*** Given information Section Begins ***
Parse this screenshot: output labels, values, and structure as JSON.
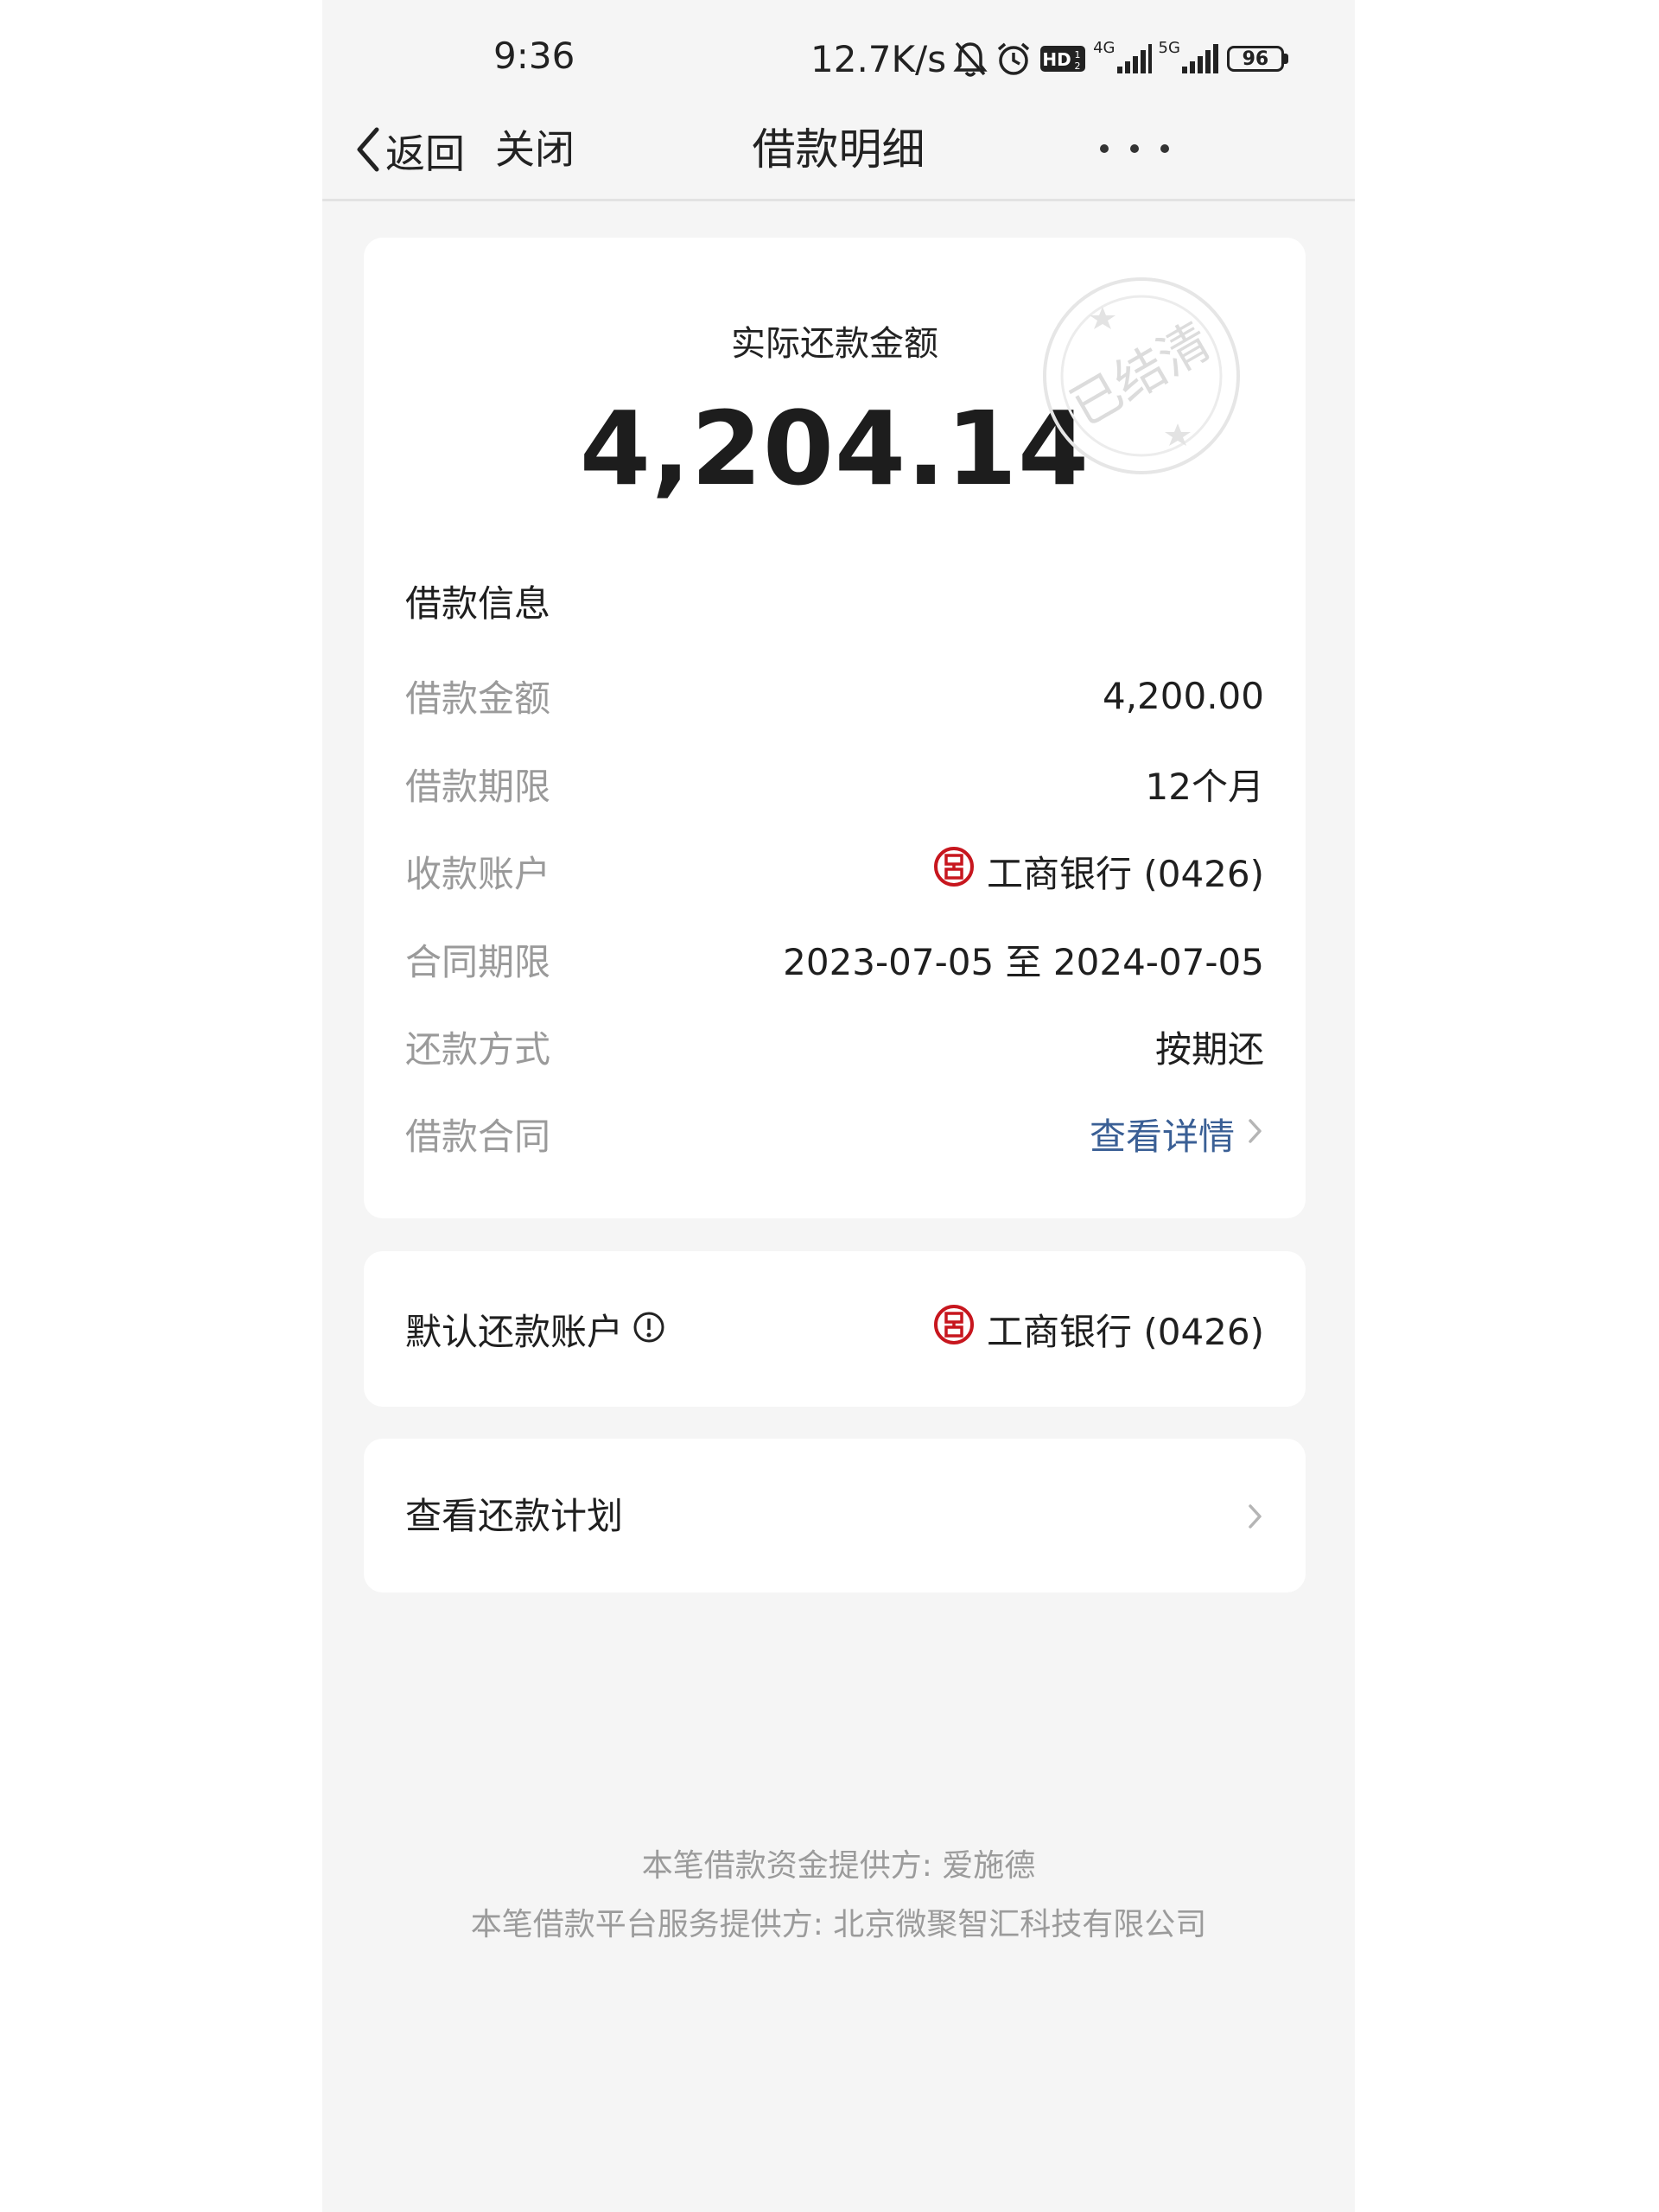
{
  "status_bar": {
    "time": "9:36",
    "net_speed": "12.7K/s",
    "network_1": "4G",
    "network_2": "5G",
    "battery": "96",
    "hd_badge": "HD"
  },
  "nav": {
    "back_label": "返回",
    "close_label": "关闭",
    "title": "借款明细"
  },
  "summary": {
    "amount_label": "实际还款金额",
    "amount_value": "4,204.14",
    "stamp_text": "已结清"
  },
  "loan_info": {
    "section_title": "借款信息",
    "rows": [
      {
        "label": "借款金额",
        "value": "4,200.00"
      },
      {
        "label": "借款期限",
        "value": "12个月"
      },
      {
        "label": "收款账户",
        "value": "工商银行 (0426)"
      },
      {
        "label": "合同期限",
        "value": "2023-07-05 至 2024-07-05"
      },
      {
        "label": "还款方式",
        "value": "按期还"
      },
      {
        "label": "借款合同",
        "value": "查看详情"
      }
    ]
  },
  "default_account": {
    "label": "默认还款账户",
    "value": "工商银行 (0426)"
  },
  "repay_plan": {
    "label": "查看还款计划"
  },
  "footer": {
    "line1": "本笔借款资金提供方: 爱施德",
    "line2": "本笔借款平台服务提供方: 北京微聚智汇科技有限公司"
  },
  "colors": {
    "background": "#f5f5f5",
    "card": "#ffffff",
    "link": "#3a5f95",
    "icbc_red": "#c7161e",
    "label_gray": "#9a9a9a"
  }
}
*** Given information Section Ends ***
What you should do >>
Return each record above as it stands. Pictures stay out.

Solution to this task >>
Parse this screenshot: output labels, values, and structure as JSON.
{
  "status_bar": {
    "time": "9:36",
    "net_speed": "12.7K/s",
    "network_1": "4G",
    "network_2": "5G",
    "battery": "96",
    "hd_badge": "HD"
  },
  "nav": {
    "back_label": "返回",
    "close_label": "关闭",
    "title": "借款明细"
  },
  "summary": {
    "amount_label": "实际还款金额",
    "amount_value": "4,204.14",
    "stamp_text": "已结清"
  },
  "loan_info": {
    "section_title": "借款信息",
    "rows": [
      {
        "label": "借款金额",
        "value": "4,200.00"
      },
      {
        "label": "借款期限",
        "value": "12个月"
      },
      {
        "label": "收款账户",
        "value": "工商银行 (0426)"
      },
      {
        "label": "合同期限",
        "value": "2023-07-05 至 2024-07-05"
      },
      {
        "label": "还款方式",
        "value": "按期还"
      },
      {
        "label": "借款合同",
        "value": "查看详情"
      }
    ]
  },
  "default_account": {
    "label": "默认还款账户",
    "value": "工商银行 (0426)"
  },
  "repay_plan": {
    "label": "查看还款计划"
  },
  "footer": {
    "line1": "本笔借款资金提供方: 爱施德",
    "line2": "本笔借款平台服务提供方: 北京微聚智汇科技有限公司"
  },
  "colors": {
    "background": "#f5f5f5",
    "card": "#ffffff",
    "link": "#3a5f95",
    "icbc_red": "#c7161e",
    "label_gray": "#9a9a9a"
  }
}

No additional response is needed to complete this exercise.